Oprah is a great example. It is not our intention and people should not expect massive multi-million dollar marketing budgets from Skype. But there are some smart tactical things we can do working together with evangelists like Oprah to build awareness. It’s our belief that once you’ve grown awareness, people will try it; once they try it they’ll love it. and the rest takes care of itself. At the Democratic national convention we were quite happy to see many of the national broadcasters using Skype as a way to expand their coverage and you should be looking for more programs like that in the United States in the year to come.
SJ: China is your biggest market?
JS: In terms of total users it’s one of our top markets; the answer is yes.

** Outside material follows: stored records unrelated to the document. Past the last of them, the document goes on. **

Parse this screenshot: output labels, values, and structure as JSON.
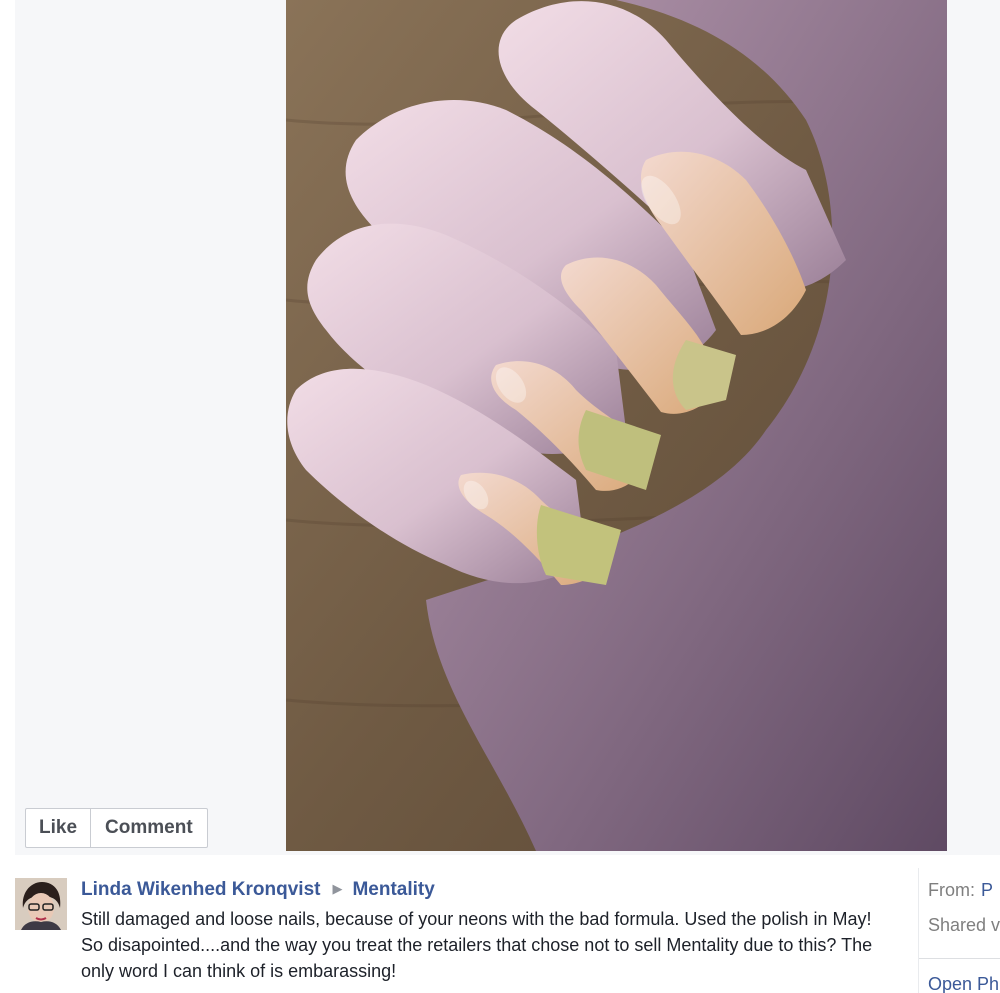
{
  "actions": {
    "like_label": "Like",
    "comment_label": "Comment"
  },
  "post": {
    "author": "Linda Wikenhed Kronqvist",
    "separator_icon": "triangle-right-icon",
    "target_page": "Mentality",
    "text": "Still damaged and loose nails, because of your neons with the bad formula. Used the polish in May! So disapointed....and the way you treat the retailers that chose not to sell Mentality due to this? The only word I can think of is embarassing!"
  },
  "side": {
    "from_label": "From:",
    "from_value": "P",
    "shared_label": "Shared v",
    "open_label": "Open Ph"
  },
  "colors": {
    "link": "#3b5998",
    "text": "#1d2129",
    "muted": "#7f7f7f",
    "stage_bg": "#f6f7f9"
  }
}
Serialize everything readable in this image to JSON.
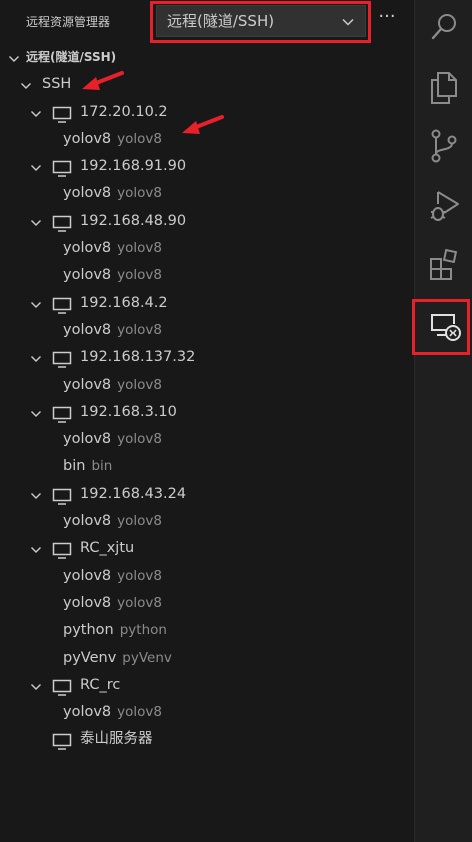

SJ: QQ is still kicking butt in China? What strategy do you have in your existing partnership with Tom?
JS: We have a great partnership with Tom who knows the local market very well. Tom is also a very entrepreneurial, innovative, fast moving company. We’re very pleased to be partnering with them; they’re the right partner to continue building our presence in China.
SJ: Do you have your own people in Asia?
JS: A couple of people in Asia who work with our partners to make sure they’re getting the support they need and also giving us real feedback from the market on what we need to be doing on [our] core platform to be able to support Asia better.
SJ: How about India?
JS: We don’t have anyone working in India. We don’t have a partnership in India to announce but we are seeing good growth in India but we think it’s a terrific market and we are expecting to have more focus on that in 2009
My observation, five months in, [is that] markets where Skype has the most power are markets where you have high broadband connectivity, you have a large ex-pat population, and where the local telephony system is not as efficient as it could be. Many of the developing markets meet that profile so we think we have a huge opportunity in developing markets such as India and it’s our intention to focus more on that in the coming year.
SJ: To succeed in the mobile market place, mobile device manufacturers have had to build carrier relationships. What does Skype need to do with either handset manufacturers and/ or carriers to succeed in the mobile market?
JS: I don’t think the carriers should be able to dictate what software the users get to use. any company,. the smallest startup in the world, if it has really outstanding software ought to be able to take on the whole world and not have to hire 50 people to develop relationships with 300 carriers.